> _Problem description_
Restate the data below word for word, and let no image into your version.

> _Provided entries_
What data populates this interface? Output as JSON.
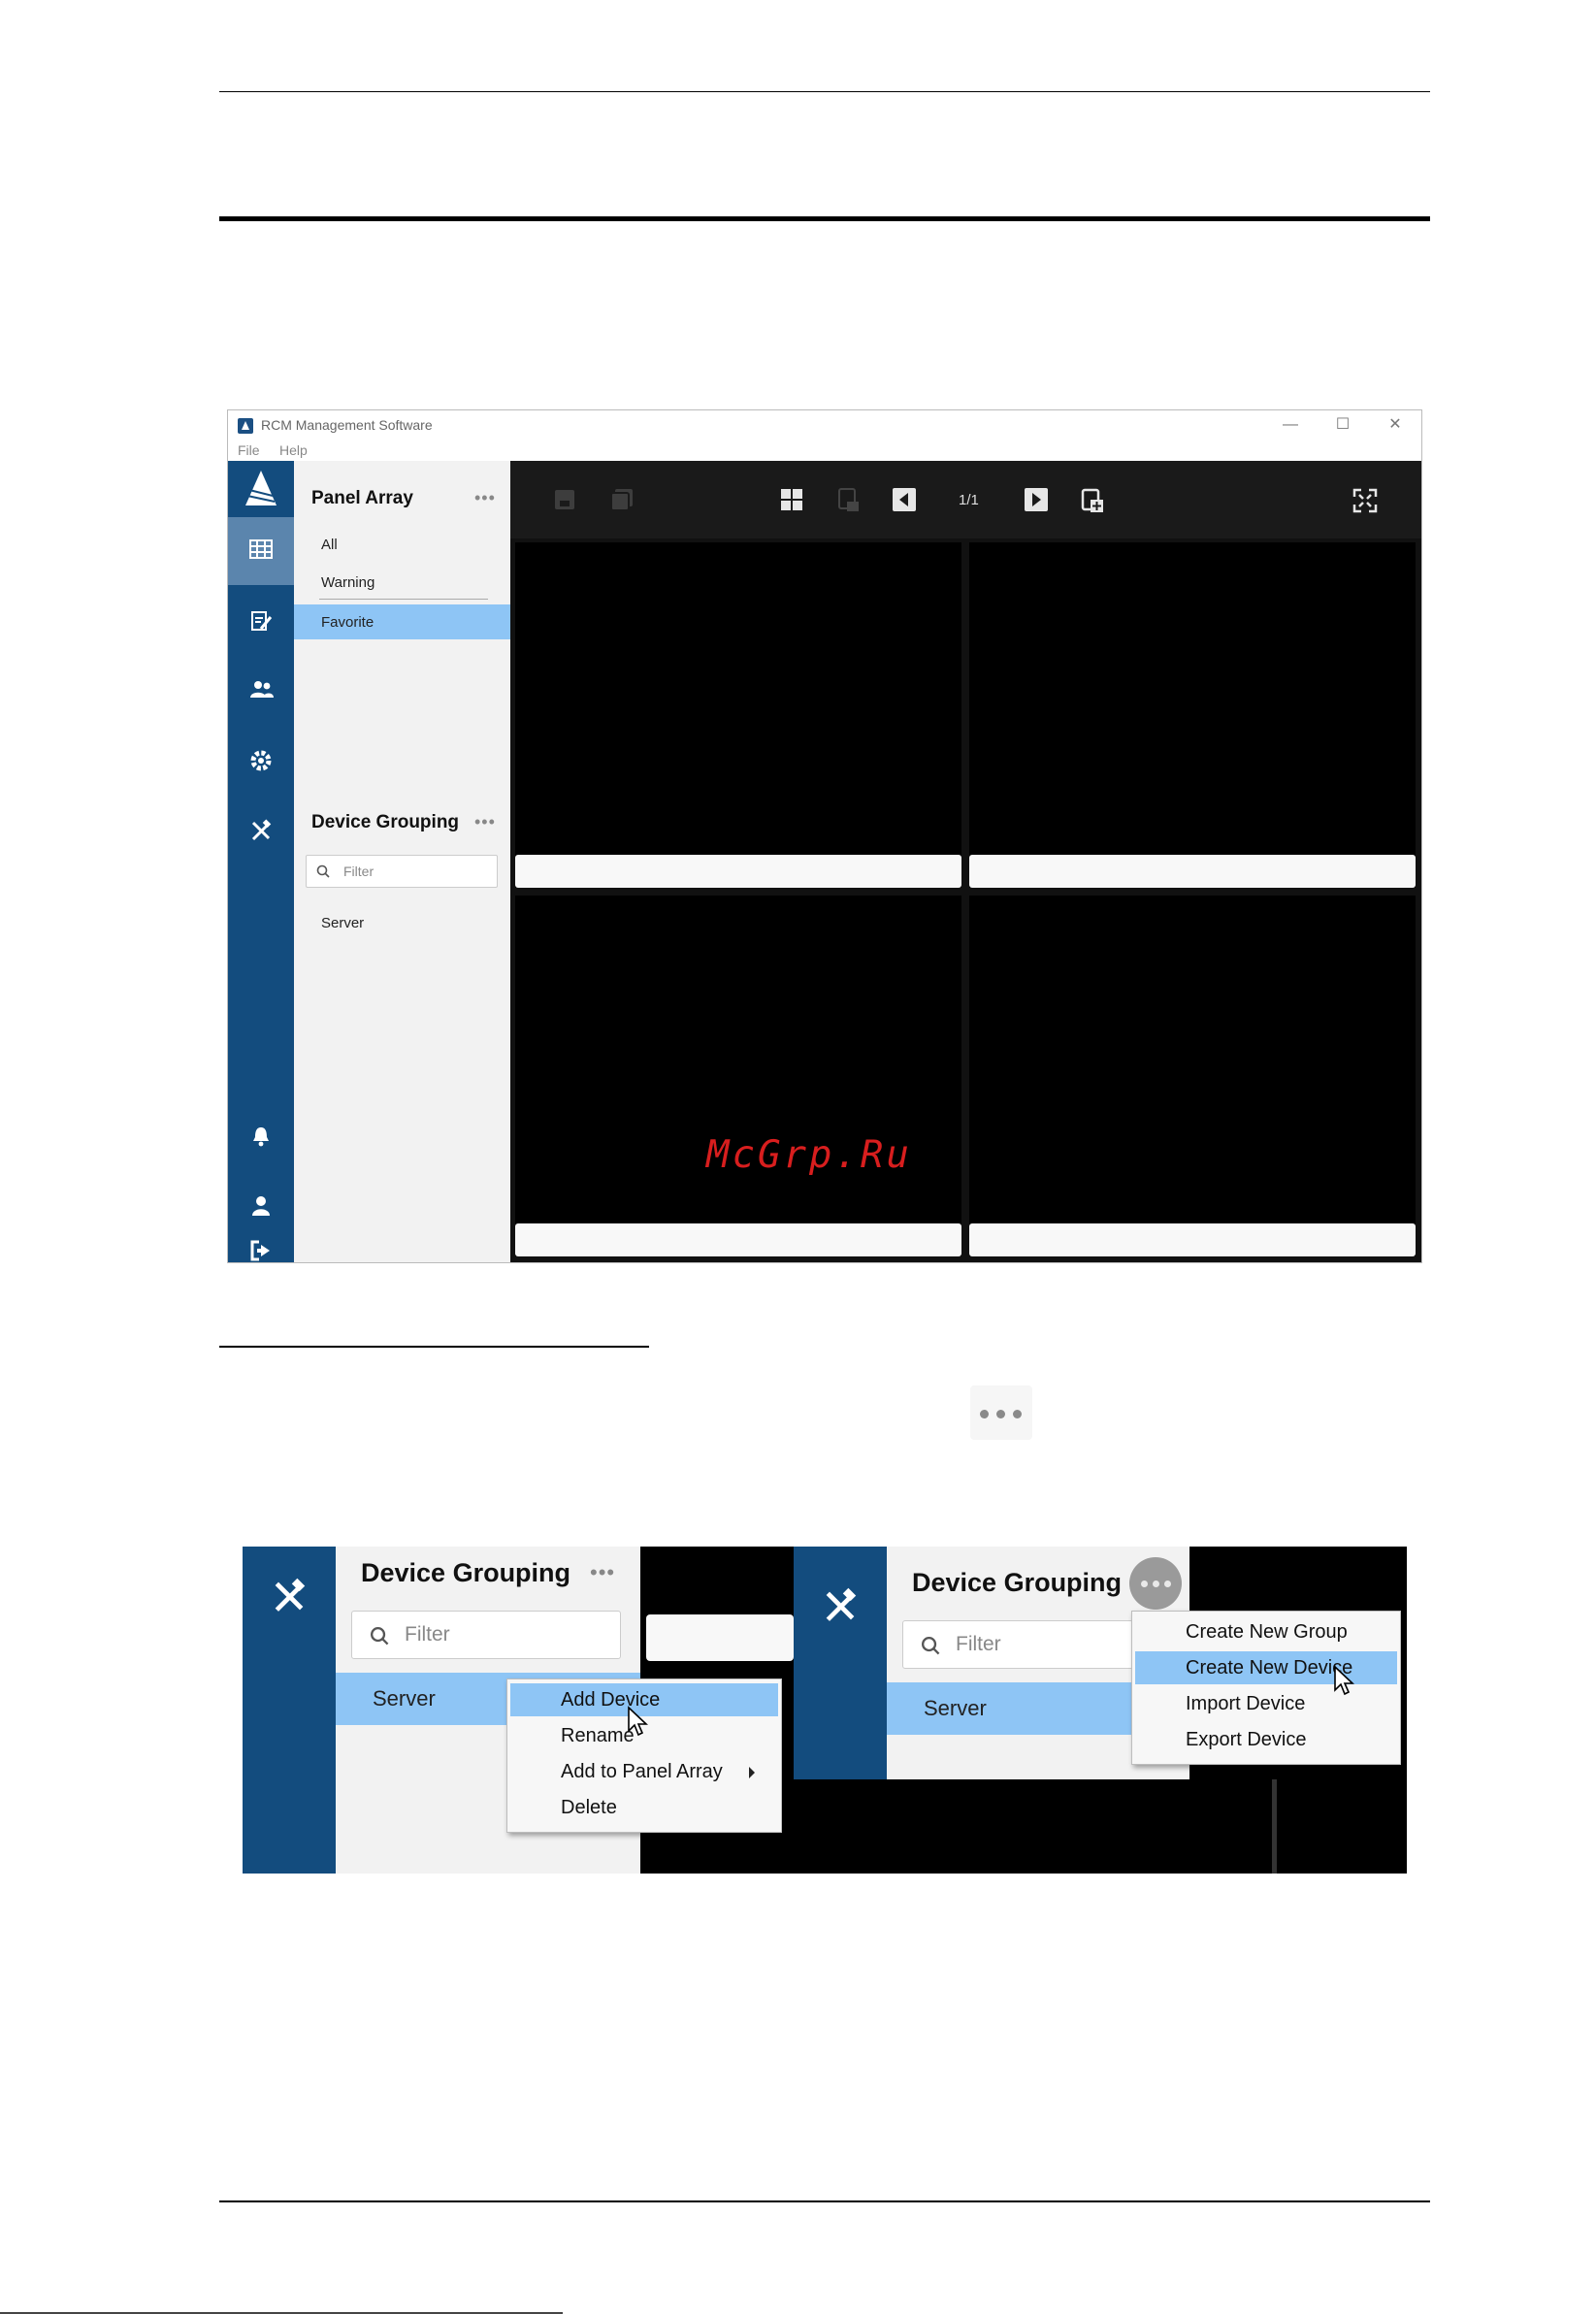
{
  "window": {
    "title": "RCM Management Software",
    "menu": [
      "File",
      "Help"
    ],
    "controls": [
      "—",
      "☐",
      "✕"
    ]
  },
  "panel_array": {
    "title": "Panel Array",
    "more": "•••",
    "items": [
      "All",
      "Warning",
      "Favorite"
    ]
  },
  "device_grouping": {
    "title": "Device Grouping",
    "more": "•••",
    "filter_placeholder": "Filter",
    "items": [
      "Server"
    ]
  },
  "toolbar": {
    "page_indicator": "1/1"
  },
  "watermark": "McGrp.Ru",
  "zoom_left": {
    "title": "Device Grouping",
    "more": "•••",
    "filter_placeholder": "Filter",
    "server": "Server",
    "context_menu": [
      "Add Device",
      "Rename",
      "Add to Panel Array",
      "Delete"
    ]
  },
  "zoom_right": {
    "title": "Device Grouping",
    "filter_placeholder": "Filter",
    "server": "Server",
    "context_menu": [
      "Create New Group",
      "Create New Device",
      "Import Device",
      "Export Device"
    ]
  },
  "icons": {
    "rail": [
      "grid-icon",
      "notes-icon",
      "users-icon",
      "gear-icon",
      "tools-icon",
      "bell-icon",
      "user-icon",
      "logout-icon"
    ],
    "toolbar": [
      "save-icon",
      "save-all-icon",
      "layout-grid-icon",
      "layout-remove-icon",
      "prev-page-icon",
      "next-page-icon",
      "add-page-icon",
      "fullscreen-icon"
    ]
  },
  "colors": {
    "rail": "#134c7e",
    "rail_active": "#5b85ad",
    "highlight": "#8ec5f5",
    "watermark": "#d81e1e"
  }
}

> _Output_
What data populates this interface? Output as JSON.
{
  "window": {
    "title": "RCM Management Software",
    "menu": [
      "File",
      "Help"
    ],
    "controls": [
      "—",
      "☐",
      "✕"
    ]
  },
  "panel_array": {
    "title": "Panel Array",
    "more": "•••",
    "items": [
      "All",
      "Warning",
      "Favorite"
    ]
  },
  "device_grouping": {
    "title": "Device Grouping",
    "more": "•••",
    "filter_placeholder": "Filter",
    "items": [
      "Server"
    ]
  },
  "toolbar": {
    "page_indicator": "1/1"
  },
  "watermark": "McGrp.Ru",
  "zoom_left": {
    "title": "Device Grouping",
    "more": "•••",
    "filter_placeholder": "Filter",
    "server": "Server",
    "context_menu": [
      "Add Device",
      "Rename",
      "Add to Panel Array",
      "Delete"
    ]
  },
  "zoom_right": {
    "title": "Device Grouping",
    "filter_placeholder": "Filter",
    "server": "Server",
    "context_menu": [
      "Create New Group",
      "Create New Device",
      "Import Device",
      "Export Device"
    ]
  },
  "icons": {
    "rail": [
      "grid-icon",
      "notes-icon",
      "users-icon",
      "gear-icon",
      "tools-icon",
      "bell-icon",
      "user-icon",
      "logout-icon"
    ],
    "toolbar": [
      "save-icon",
      "save-all-icon",
      "layout-grid-icon",
      "layout-remove-icon",
      "prev-page-icon",
      "next-page-icon",
      "add-page-icon",
      "fullscreen-icon"
    ]
  },
  "colors": {
    "rail": "#134c7e",
    "rail_active": "#5b85ad",
    "highlight": "#8ec5f5",
    "watermark": "#d81e1e"
  }
}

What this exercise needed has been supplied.